PROBLEM DETAILS – Number of lines below with "icon": work it out and reply with that number only.
-- RECORDS SHOWN follows --
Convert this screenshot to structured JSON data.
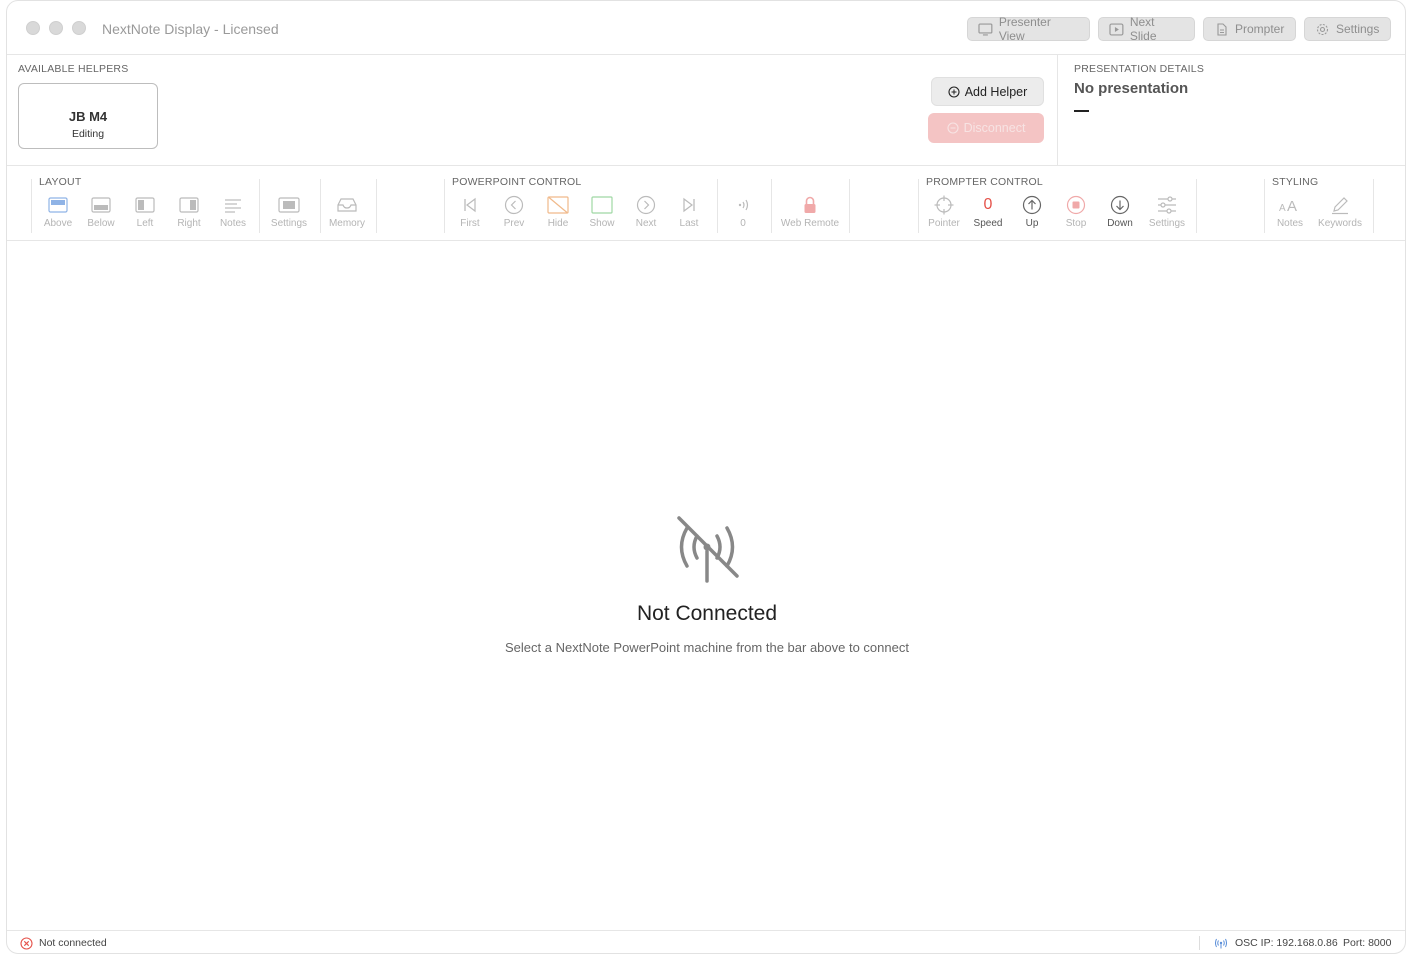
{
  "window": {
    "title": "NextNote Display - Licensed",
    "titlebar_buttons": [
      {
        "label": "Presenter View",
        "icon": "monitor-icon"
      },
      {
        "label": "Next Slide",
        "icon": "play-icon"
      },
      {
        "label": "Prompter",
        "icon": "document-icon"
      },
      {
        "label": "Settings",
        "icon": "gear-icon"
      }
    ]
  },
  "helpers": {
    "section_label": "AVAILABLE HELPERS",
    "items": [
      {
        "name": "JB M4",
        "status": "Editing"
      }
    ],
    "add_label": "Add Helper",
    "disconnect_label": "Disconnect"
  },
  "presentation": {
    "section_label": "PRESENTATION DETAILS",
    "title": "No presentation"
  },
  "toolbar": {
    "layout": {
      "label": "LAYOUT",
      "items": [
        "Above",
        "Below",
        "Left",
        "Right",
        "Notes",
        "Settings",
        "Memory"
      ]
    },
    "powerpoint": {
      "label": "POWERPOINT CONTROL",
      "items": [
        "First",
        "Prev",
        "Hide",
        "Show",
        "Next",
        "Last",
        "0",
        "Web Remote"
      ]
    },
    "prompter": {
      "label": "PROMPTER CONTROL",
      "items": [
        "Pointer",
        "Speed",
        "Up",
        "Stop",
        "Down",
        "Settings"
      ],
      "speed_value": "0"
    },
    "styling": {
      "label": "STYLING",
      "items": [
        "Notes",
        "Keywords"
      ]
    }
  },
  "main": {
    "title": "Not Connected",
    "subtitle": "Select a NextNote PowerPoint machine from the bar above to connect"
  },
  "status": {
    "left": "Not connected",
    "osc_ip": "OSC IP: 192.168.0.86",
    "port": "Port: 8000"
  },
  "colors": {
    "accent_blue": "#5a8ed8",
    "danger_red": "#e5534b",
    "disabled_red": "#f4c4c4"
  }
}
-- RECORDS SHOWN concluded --
WORKED SOLUTION – 4